Problem to work on: Pictures aside, output each record exactly.

Input material:

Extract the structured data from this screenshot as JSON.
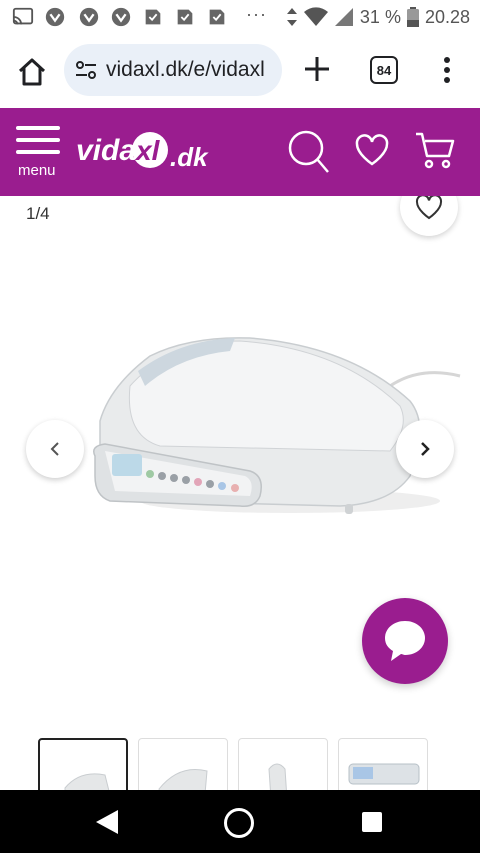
{
  "status_bar": {
    "icons": [
      "cast-icon",
      "notification-app-icon",
      "notification-app-icon",
      "notification-app-icon",
      "notification-app-icon",
      "notification-app-icon",
      "notification-app-icon"
    ],
    "more": "···",
    "battery_percent": "31 %",
    "time": "20.28"
  },
  "browser": {
    "url": "vidaxl.dk/e/vidaxl",
    "tab_count": "84"
  },
  "header": {
    "menu_label": "menu",
    "logo_text_left": "vida",
    "logo_text_mid": "xl",
    "logo_text_right": ".dk",
    "brand_color": "#9a1d8f"
  },
  "gallery": {
    "counter": "1/4",
    "current_index": 1,
    "total": 4,
    "thumbnails": [
      {
        "name": "thumbnail-1",
        "active": true
      },
      {
        "name": "thumbnail-2",
        "active": false
      },
      {
        "name": "thumbnail-3",
        "active": false
      },
      {
        "name": "thumbnail-4",
        "active": false
      }
    ]
  }
}
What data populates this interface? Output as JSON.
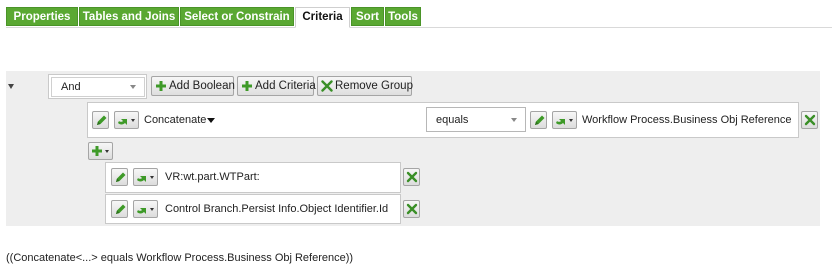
{
  "tabs": [
    {
      "label": "Properties",
      "active": false
    },
    {
      "label": "Tables and Joins",
      "active": false
    },
    {
      "label": "Select or Constrain",
      "active": false
    },
    {
      "label": "Criteria",
      "active": true
    },
    {
      "label": "Sort",
      "active": false
    },
    {
      "label": "Tools",
      "active": false
    }
  ],
  "colors": {
    "tab_green": "#5aa832",
    "panel_bg": "#eeeeee",
    "icon_green": "#3e9a28",
    "remove_green": "#3a8f27"
  },
  "group": {
    "operator": "And",
    "add_boolean_label": "Add Boolean",
    "add_criteria_label": "Add Criteria",
    "remove_group_label": "Remove Group"
  },
  "criterion": {
    "left_function": "Concatenate",
    "operator": "equals",
    "right_value": "Workflow Process.Business Obj Reference"
  },
  "arguments": [
    {
      "value": "VR:wt.part.WTPart:"
    },
    {
      "value": "Control Branch.Persist Info.Object Identifier.Id"
    }
  ],
  "summary": "((Concatenate<...> equals Workflow Process.Business Obj Reference))"
}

Written solution:
Extract the structured data from this screenshot as JSON.
{
  "status_bar": {
    "icons": [
      "cast-icon",
      "notification-app-icon",
      "notification-app-icon",
      "notification-app-icon",
      "notification-app-icon",
      "notification-app-icon",
      "notification-app-icon"
    ],
    "more": "···",
    "battery_percent": "31 %",
    "time": "20.28"
  },
  "browser": {
    "url": "vidaxl.dk/e/vidaxl",
    "tab_count": "84"
  },
  "header": {
    "menu_label": "menu",
    "logo_text_left": "vida",
    "logo_text_mid": "xl",
    "logo_text_right": ".dk",
    "brand_color": "#9a1d8f"
  },
  "gallery": {
    "counter": "1/4",
    "current_index": 1,
    "total": 4,
    "thumbnails": [
      {
        "name": "thumbnail-1",
        "active": true
      },
      {
        "name": "thumbnail-2",
        "active": false
      },
      {
        "name": "thumbnail-3",
        "active": false
      },
      {
        "name": "thumbnail-4",
        "active": false
      }
    ]
  }
}
What data populates this interface? Output as JSON.
{
  "tabs": [
    {
      "label": "Properties",
      "active": false
    },
    {
      "label": "Tables and Joins",
      "active": false
    },
    {
      "label": "Select or Constrain",
      "active": false
    },
    {
      "label": "Criteria",
      "active": true
    },
    {
      "label": "Sort",
      "active": false
    },
    {
      "label": "Tools",
      "active": false
    }
  ],
  "colors": {
    "tab_green": "#5aa832",
    "panel_bg": "#eeeeee",
    "icon_green": "#3e9a28",
    "remove_green": "#3a8f27"
  },
  "group": {
    "operator": "And",
    "add_boolean_label": "Add Boolean",
    "add_criteria_label": "Add Criteria",
    "remove_group_label": "Remove Group"
  },
  "criterion": {
    "left_function": "Concatenate",
    "operator": "equals",
    "right_value": "Workflow Process.Business Obj Reference"
  },
  "arguments": [
    {
      "value": "VR:wt.part.WTPart:"
    },
    {
      "value": "Control Branch.Persist Info.Object Identifier.Id"
    }
  ],
  "summary": "((Concatenate<...> equals Workflow Process.Business Obj Reference))"
}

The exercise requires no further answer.